Growth is possible when we lean into the discomfort and see where it leads.
But that requires real work – work that runs counter to our instincts, which compel us to preserve our privilege.
In a 1963 interview shortly after the 16th Street Baptist Church bombing, James Baldwin said, “It is ironical [that] the people who were slaves here, the most beaten and despised people here, should be the only hope this country has. It doesn’t have any other. None of the descendants of Europe seem to… have taken it on themselves to do what Negroes are now trying to do.… It probably has something to do with the nature of life itself. It forces you, in any extremity, any extreme, to discover what you really live by, whereas most Americans have been for so long so safe and so sleepy that they don’t any longer have any real sense of what they live by.”

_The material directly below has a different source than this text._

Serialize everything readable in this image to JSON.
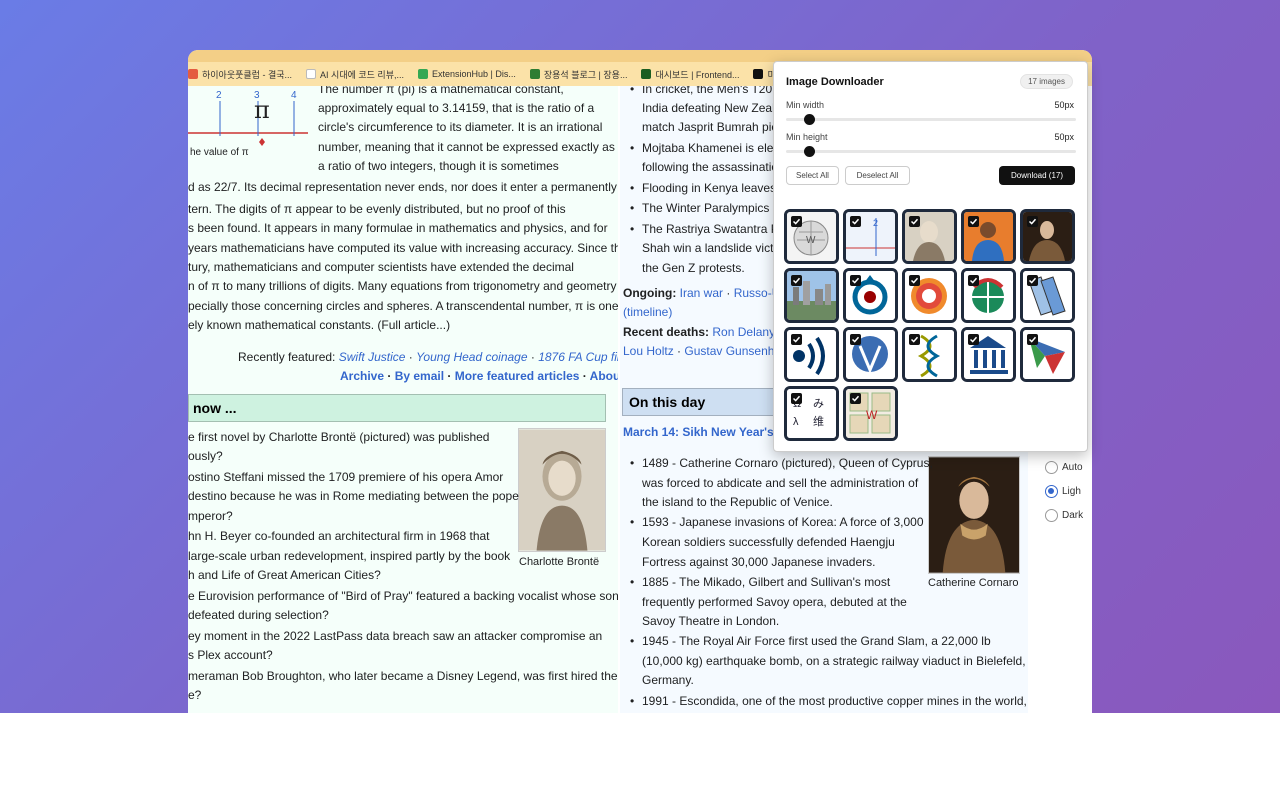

This concept was swirling in my head as I watched Judas and the Black Messiah, an incredible film that beautifully captures the passionate, unapologetic activism of Fred Hampton, Chairman of the Illinois Black Panther Party. My spirit was deeply moved by the solemn clarity of Hampton’s statement, “I believe I’m going to die doing the things I was born to do.” I cried with his pregnant partner as she contemplated what that meant for the life in her belly. And then I looked somberly at my own life, my own safety, my own lack of real, material sacrifice in the ongoing struggle for liberation.
It is deeply uncomfortable to realize how much my own devotion to the cause falls short. It is painful to watch white supremacy, a system from which I benefit, snatch the lives of fathers, mothers, daughters, and sons.
What do I do with that? Do I run away, or do I press deeper?
After taking in the film, I chose to embrace the discomfort, to sit with that reality. I asked myself, what is my response? How should I live – how must I live – in light of that?
I hear EbonyJanice Moore in my head posing the powerful question, “What are you doing for freedom today?” as I often do as a means of accountability. I come to terms with the fact that, whatever my efforts, they will never be “enough.” I resolve that, instead of using this realization to justify complacency, I will allow it to keep me unsatisfied with the bare minimum. I can never do “enough,” but I can do more.
The recent hate crime in Atlanta has only underscored the need to face our discomfort head-on. White people, I’m speaking specifically to us right now. It’s uncomfortable to hear the “justifications” for murder and notice that a part of you may want to believe them, to minimize the racial implications. It’s uncomfortable to see the “yes, all white people” posts on social media when your whole being wants to scream “but I promise, I care!!!”, knowing that caring isn’t enough to stop people from being killed, and yet feeling ill-equipped to take action. And it’s uncomfortable to step out and act, knowing you may get it wrong, have to apologize, or rethink some things.
Embrace the discomfort. Remind yourself that an idea being under threat is not the same as ourselves being threatened.
In fact, the opposite is true. When we fight or flee discomfort, we forfeit the chance to grow into our best, truest selves. “I’m a person who seeks out diverse perspectives. I listen humbly as I learn from those who don’t share my privilege. I’m committed to growing and deepening my knowledge.” That feels great to say, right? But if fight-or-flight wins, that version of “me” loses.
There are endless variations of the quote, “discomfort is necessary for growth.” And when it comes to certain areas, we totally embrace that. No one who understands fitness feels their muscles burn while working out and says, “Nah, you know what, forget this. I’m good.” They persist, knowing it’s a sign that they’re doing the necessary work to see a positive change.
Let’s persist together.